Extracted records
=-=-=-=-=

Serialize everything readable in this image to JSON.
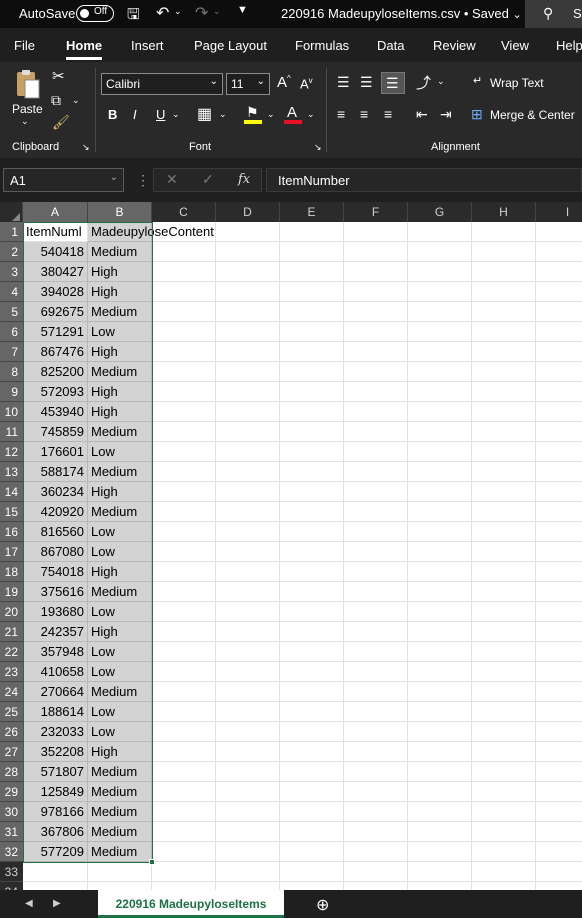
{
  "titlebar": {
    "autosave": "AutoSave",
    "toggle_state": "Off",
    "filename": "220916 MadeupyloseItems.csv",
    "status": "Saved",
    "search_stub": "Se"
  },
  "tabs": [
    {
      "label": "File"
    },
    {
      "label": "Home"
    },
    {
      "label": "Insert"
    },
    {
      "label": "Page Layout"
    },
    {
      "label": "Formulas"
    },
    {
      "label": "Data"
    },
    {
      "label": "Review"
    },
    {
      "label": "View"
    },
    {
      "label": "Help"
    }
  ],
  "ribbon": {
    "clipboard": {
      "group": "Clipboard",
      "paste": "Paste"
    },
    "font": {
      "group": "Font",
      "family": "Calibri",
      "size": "11",
      "grow": "A",
      "shrink": "A",
      "bold": "B",
      "italic": "I",
      "underline": "U",
      "font_color_letter": "A"
    },
    "alignment": {
      "group": "Alignment",
      "wrap_text": "Wrap Text",
      "merge_center": "Merge & Center"
    }
  },
  "formula_bar": {
    "name_box": "A1",
    "fx": "fx",
    "content": "ItemNumber"
  },
  "columns": [
    "A",
    "B",
    "C",
    "D",
    "E",
    "F",
    "G",
    "H",
    "I"
  ],
  "header_row": {
    "a": "ItemNuml",
    "b": "MadeupyloseContent"
  },
  "data_rows": [
    {
      "n": "2",
      "a": "540418",
      "b": "Medium"
    },
    {
      "n": "3",
      "a": "380427",
      "b": "High"
    },
    {
      "n": "4",
      "a": "394028",
      "b": "High"
    },
    {
      "n": "5",
      "a": "692675",
      "b": "Medium"
    },
    {
      "n": "6",
      "a": "571291",
      "b": "Low"
    },
    {
      "n": "7",
      "a": "867476",
      "b": "High"
    },
    {
      "n": "8",
      "a": "825200",
      "b": "Medium"
    },
    {
      "n": "9",
      "a": "572093",
      "b": "High"
    },
    {
      "n": "10",
      "a": "453940",
      "b": "High"
    },
    {
      "n": "11",
      "a": "745859",
      "b": "Medium"
    },
    {
      "n": "12",
      "a": "176601",
      "b": "Low"
    },
    {
      "n": "13",
      "a": "588174",
      "b": "Medium"
    },
    {
      "n": "14",
      "a": "360234",
      "b": "High"
    },
    {
      "n": "15",
      "a": "420920",
      "b": "Medium"
    },
    {
      "n": "16",
      "a": "816560",
      "b": "Low"
    },
    {
      "n": "17",
      "a": "867080",
      "b": "Low"
    },
    {
      "n": "18",
      "a": "754018",
      "b": "High"
    },
    {
      "n": "19",
      "a": "375616",
      "b": "Medium"
    },
    {
      "n": "20",
      "a": "193680",
      "b": "Low"
    },
    {
      "n": "21",
      "a": "242357",
      "b": "High"
    },
    {
      "n": "22",
      "a": "357948",
      "b": "Low"
    },
    {
      "n": "23",
      "a": "410658",
      "b": "Low"
    },
    {
      "n": "24",
      "a": "270664",
      "b": "Medium"
    },
    {
      "n": "25",
      "a": "188614",
      "b": "Low"
    },
    {
      "n": "26",
      "a": "232033",
      "b": "Low"
    },
    {
      "n": "27",
      "a": "352208",
      "b": "High"
    },
    {
      "n": "28",
      "a": "571807",
      "b": "Medium"
    },
    {
      "n": "29",
      "a": "125849",
      "b": "Medium"
    },
    {
      "n": "30",
      "a": "978166",
      "b": "Medium"
    },
    {
      "n": "31",
      "a": "367806",
      "b": "Medium"
    },
    {
      "n": "32",
      "a": "577209",
      "b": "Medium"
    }
  ],
  "trailing_rows": [
    "33",
    "34"
  ],
  "sheet_tab": "220916 MadeupyloseItems",
  "colors": {
    "accent_green": "#1e7145",
    "selection_gray": "#d3d3d3"
  }
}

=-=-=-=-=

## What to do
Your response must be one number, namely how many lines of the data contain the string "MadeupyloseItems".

## Reply
2